“Our members are doing the best they can and we are going to be monitoring the staffing levels closely,” 1199 Vice President Jerry Fishbein said.
David Schildmeier, spokesman for the MNA, said the offer is decent but should be richer if the hospital really wants to convince people to resign voluntary.
“Our main concern is that there can’t be any cuts in staffing,” Schildmeier said. “Our nurses have been working at capacity for a long time…There’s no way to get around the fact that hospitals are in business to take care of patients and the most important component is the right number of nurses.”
Schildmeier suggested the hospital should consider making cuts in the amount of money it spends on technology instead of people.
“You can have the best technology in the world but if you don’t have nurses to monitor patients it’s all for naught,” he said.
The hospital’s offer includes seven different payments and benefits.

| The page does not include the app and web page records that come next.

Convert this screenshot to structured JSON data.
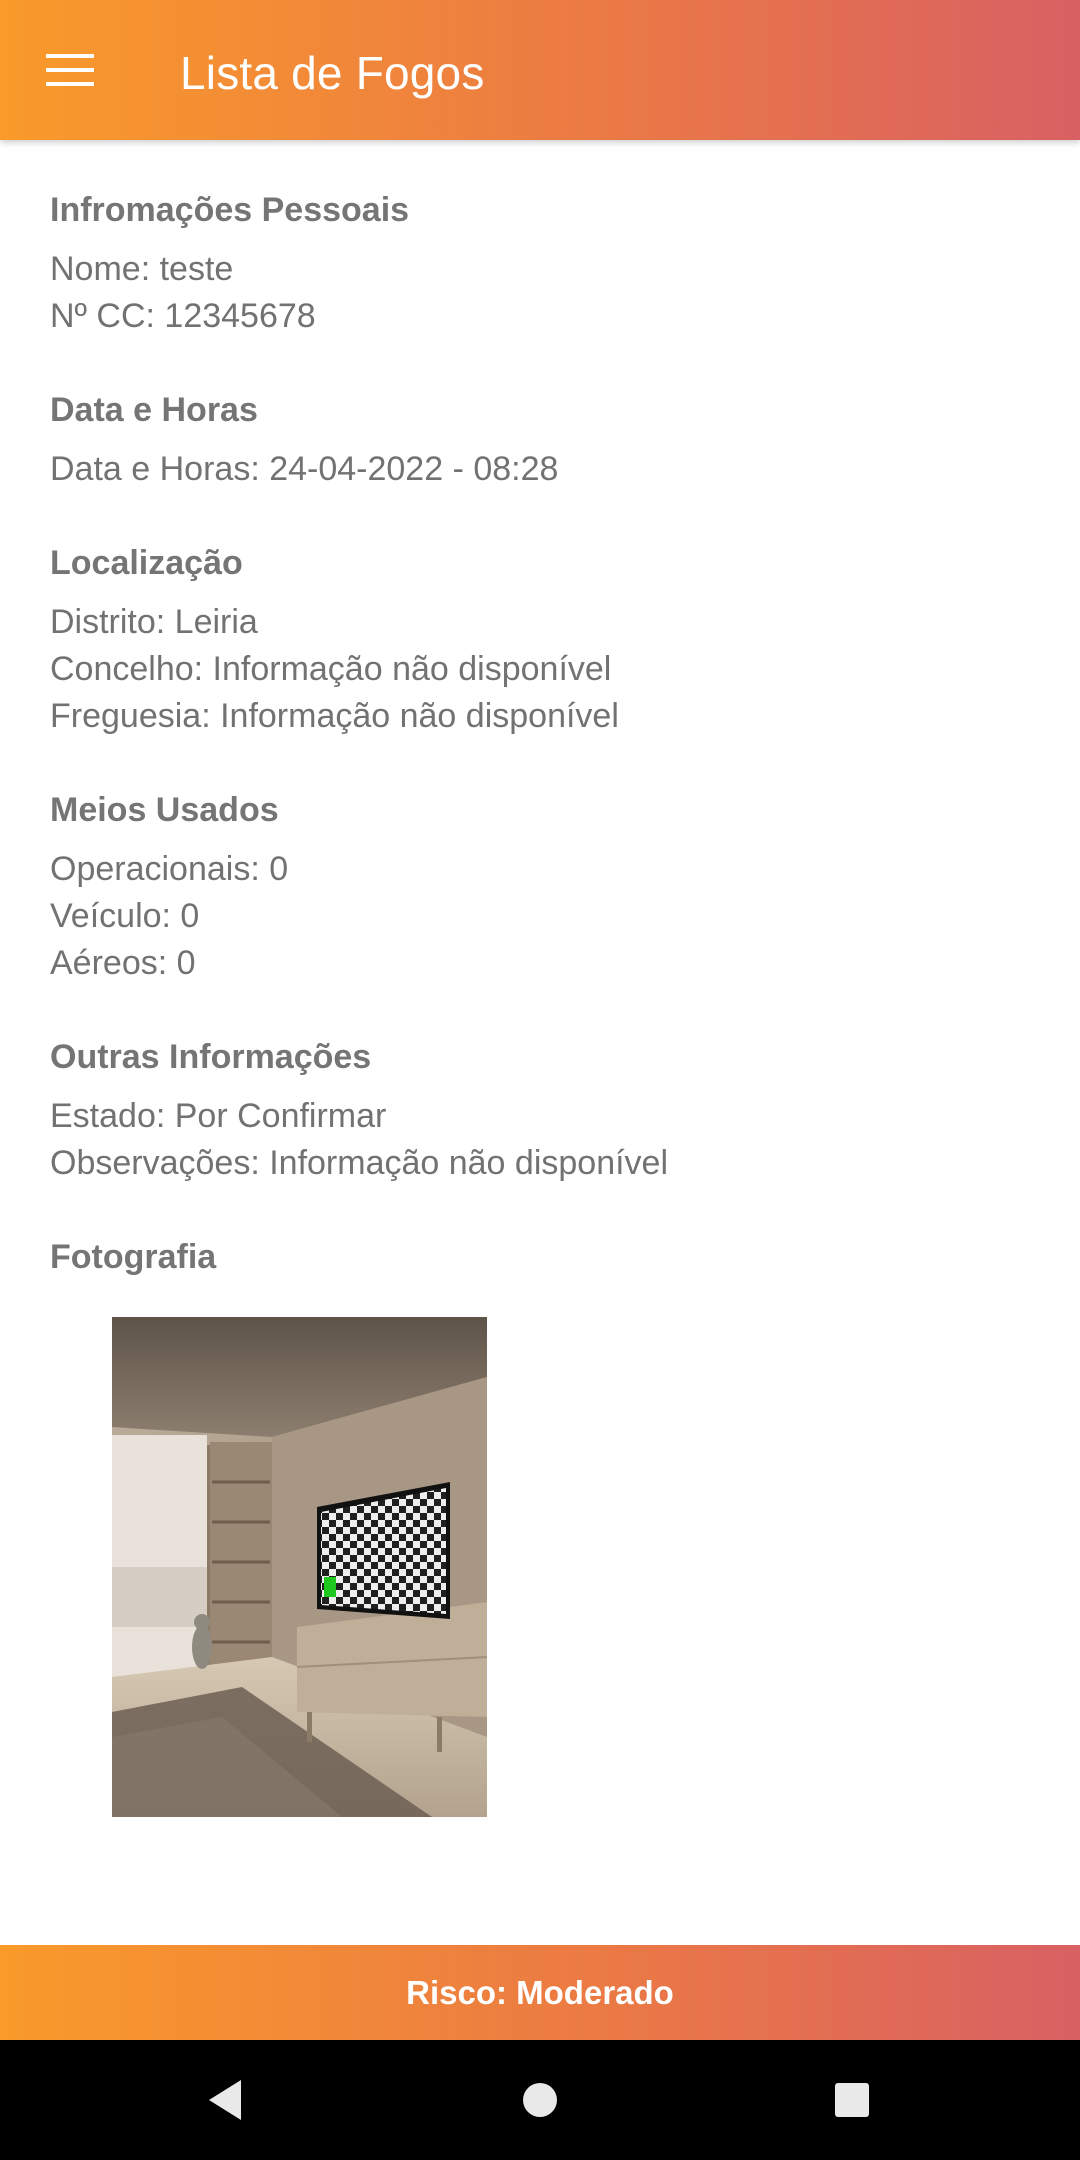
{
  "appbar": {
    "title": "Lista de Fogos",
    "menu_icon": "hamburger-menu-icon"
  },
  "sections": {
    "personal": {
      "title": "Infromações Pessoais",
      "lines": [
        "Nome: teste",
        "Nº CC: 12345678"
      ]
    },
    "datetime": {
      "title": "Data e Horas",
      "lines": [
        "Data e Horas: 24-04-2022 - 08:28"
      ]
    },
    "location": {
      "title": "Localização",
      "lines": [
        "Distrito: Leiria",
        "Concelho: Informação não disponível",
        "Freguesia: Informação não disponível"
      ]
    },
    "means": {
      "title": "Meios Usados",
      "lines": [
        "Operacionais: 0",
        "Veículo: 0",
        "Aéreos: 0"
      ]
    },
    "other": {
      "title": "Outras Informações",
      "lines": [
        "Estado: Por Confirmar",
        "Observações: Informação não disponível"
      ]
    },
    "photo": {
      "title": "Fotografia"
    }
  },
  "bottom_bar": {
    "label": "Risco: Moderado"
  },
  "navbar": {
    "back_icon": "back-triangle-icon",
    "home_icon": "home-circle-icon",
    "recents_icon": "recents-square-icon"
  },
  "colors": {
    "gradient_start": "#f99a2a",
    "gradient_end": "#d96063",
    "text": "#727272"
  }
}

They are 13 weeks of severance, continued hospital contributions to health and dental insurance through the state’s insurance plan for up to eight months, payment for accrued but unused earned time, payment of 25 percent of unused long-term sick time, eligibility for state unemployment benefits after 13 weeks, the opportunity to attend a group session with an outplacement firm and eligibility to reapply for jobs when and if vacancies arise.
The health insurance contributions would extend for 18 months for employees who are 60 or older.
Participants will have until July 17 to sign up for the program. The hospital reserves the right to reject any employee’s request to participate if the hospital thinks that employee’s termination would be detrimental to the hospital.
The hospital will notify workers next week if they are selected for the program. The program calls for participants to resign Aug. 25